Count the lines below containing "data". Number only.
[Start of section]
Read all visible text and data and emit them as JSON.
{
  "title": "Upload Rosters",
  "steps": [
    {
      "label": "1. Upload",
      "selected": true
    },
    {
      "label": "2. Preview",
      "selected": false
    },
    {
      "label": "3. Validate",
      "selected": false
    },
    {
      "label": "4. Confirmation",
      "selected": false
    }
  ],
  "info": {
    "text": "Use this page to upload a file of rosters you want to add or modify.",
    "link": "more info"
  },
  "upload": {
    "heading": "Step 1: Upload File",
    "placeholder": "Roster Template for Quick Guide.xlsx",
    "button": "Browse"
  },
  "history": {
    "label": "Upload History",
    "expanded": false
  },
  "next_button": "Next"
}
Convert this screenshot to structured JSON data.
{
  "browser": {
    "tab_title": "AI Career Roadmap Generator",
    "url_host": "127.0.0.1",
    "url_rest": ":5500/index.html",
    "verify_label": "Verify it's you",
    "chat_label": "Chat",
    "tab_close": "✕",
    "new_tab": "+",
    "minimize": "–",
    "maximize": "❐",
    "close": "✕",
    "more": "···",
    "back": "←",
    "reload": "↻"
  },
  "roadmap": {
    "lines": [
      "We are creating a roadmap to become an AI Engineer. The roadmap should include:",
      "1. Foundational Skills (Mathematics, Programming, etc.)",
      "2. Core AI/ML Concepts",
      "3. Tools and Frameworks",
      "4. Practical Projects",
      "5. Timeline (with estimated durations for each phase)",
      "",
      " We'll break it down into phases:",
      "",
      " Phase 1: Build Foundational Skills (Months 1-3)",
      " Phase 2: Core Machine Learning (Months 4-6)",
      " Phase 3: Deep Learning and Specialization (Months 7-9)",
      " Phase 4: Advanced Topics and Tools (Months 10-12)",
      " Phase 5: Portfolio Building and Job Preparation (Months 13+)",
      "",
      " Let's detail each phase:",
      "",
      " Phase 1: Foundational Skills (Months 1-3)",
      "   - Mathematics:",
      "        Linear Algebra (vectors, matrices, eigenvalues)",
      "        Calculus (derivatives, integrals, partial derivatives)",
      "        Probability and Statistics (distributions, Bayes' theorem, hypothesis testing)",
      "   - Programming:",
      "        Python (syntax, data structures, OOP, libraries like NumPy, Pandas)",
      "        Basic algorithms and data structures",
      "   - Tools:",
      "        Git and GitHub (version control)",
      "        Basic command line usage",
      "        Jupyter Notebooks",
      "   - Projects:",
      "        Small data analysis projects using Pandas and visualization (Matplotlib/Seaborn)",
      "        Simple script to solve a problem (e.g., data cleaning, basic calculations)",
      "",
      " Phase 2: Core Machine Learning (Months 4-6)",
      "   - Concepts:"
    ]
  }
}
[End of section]
(Response to this task)
6